• Extracted data
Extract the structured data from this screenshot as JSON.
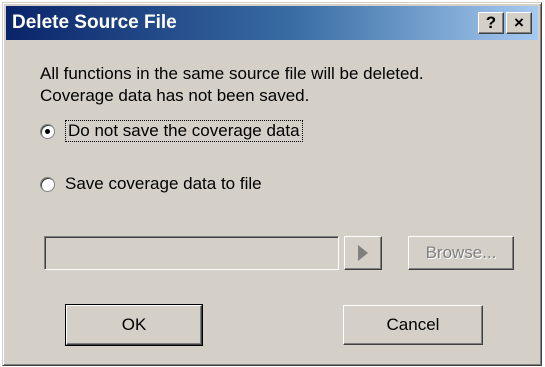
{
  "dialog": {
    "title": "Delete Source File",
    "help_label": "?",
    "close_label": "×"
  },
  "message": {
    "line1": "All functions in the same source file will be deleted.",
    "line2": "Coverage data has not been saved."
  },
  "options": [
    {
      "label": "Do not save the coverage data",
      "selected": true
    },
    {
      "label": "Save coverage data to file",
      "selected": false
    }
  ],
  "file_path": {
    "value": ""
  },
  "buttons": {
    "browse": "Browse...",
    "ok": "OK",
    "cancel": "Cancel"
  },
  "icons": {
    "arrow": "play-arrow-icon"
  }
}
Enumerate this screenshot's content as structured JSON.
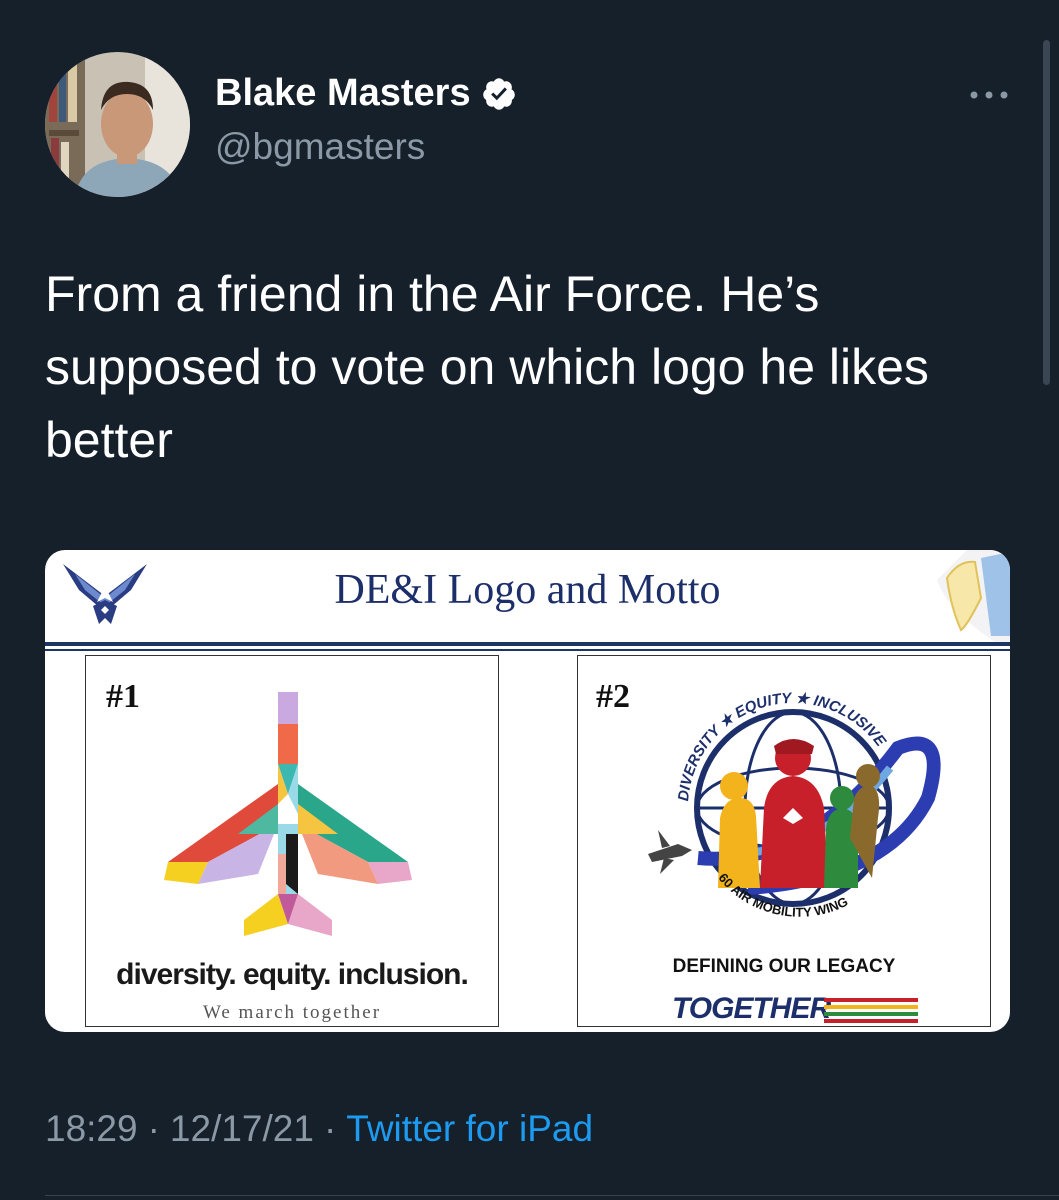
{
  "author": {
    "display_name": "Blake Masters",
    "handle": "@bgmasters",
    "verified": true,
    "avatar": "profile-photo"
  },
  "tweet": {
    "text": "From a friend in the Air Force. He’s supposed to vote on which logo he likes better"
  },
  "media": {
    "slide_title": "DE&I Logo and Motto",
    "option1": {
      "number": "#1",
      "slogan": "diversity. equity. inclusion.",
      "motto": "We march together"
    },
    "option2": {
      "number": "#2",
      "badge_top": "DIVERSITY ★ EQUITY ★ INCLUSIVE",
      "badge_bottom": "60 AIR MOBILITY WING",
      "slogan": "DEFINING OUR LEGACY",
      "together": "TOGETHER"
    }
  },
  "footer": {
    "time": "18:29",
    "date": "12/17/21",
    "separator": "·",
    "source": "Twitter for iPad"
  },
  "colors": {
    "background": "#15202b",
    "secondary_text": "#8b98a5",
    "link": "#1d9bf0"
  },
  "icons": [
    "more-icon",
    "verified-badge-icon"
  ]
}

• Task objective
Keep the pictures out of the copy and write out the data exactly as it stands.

• Finished exercise
Extract the structured data from this screenshot as JSON.
{
  "dialog": {
    "title": "Delete Source File",
    "help_label": "?",
    "close_label": "×"
  },
  "message": {
    "line1": "All functions in the same source file will be deleted.",
    "line2": "Coverage data has not been saved."
  },
  "options": [
    {
      "label": "Do not save the coverage data",
      "selected": true
    },
    {
      "label": "Save coverage data to file",
      "selected": false
    }
  ],
  "file_path": {
    "value": ""
  },
  "buttons": {
    "browse": "Browse...",
    "ok": "OK",
    "cancel": "Cancel"
  },
  "icons": {
    "arrow": "play-arrow-icon"
  }
}
Enumerate this screenshot's content as structured JSON.
{
  "author": {
    "display_name": "Blake Masters",
    "handle": "@bgmasters",
    "verified": true,
    "avatar": "profile-photo"
  },
  "tweet": {
    "text": "From a friend in the Air Force. He’s supposed to vote on which logo he likes better"
  },
  "media": {
    "slide_title": "DE&I Logo and Motto",
    "option1": {
      "number": "#1",
      "slogan": "diversity. equity. inclusion.",
      "motto": "We march together"
    },
    "option2": {
      "number": "#2",
      "badge_top": "DIVERSITY ★ EQUITY ★ INCLUSIVE",
      "badge_bottom": "60 AIR MOBILITY WING",
      "slogan": "DEFINING OUR LEGACY",
      "together": "TOGETHER"
    }
  },
  "footer": {
    "time": "18:29",
    "date": "12/17/21",
    "separator": "·",
    "source": "Twitter for iPad"
  },
  "colors": {
    "background": "#15202b",
    "secondary_text": "#8b98a5",
    "link": "#1d9bf0"
  },
  "icons": [
    "more-icon",
    "verified-badge-icon"
  ]
}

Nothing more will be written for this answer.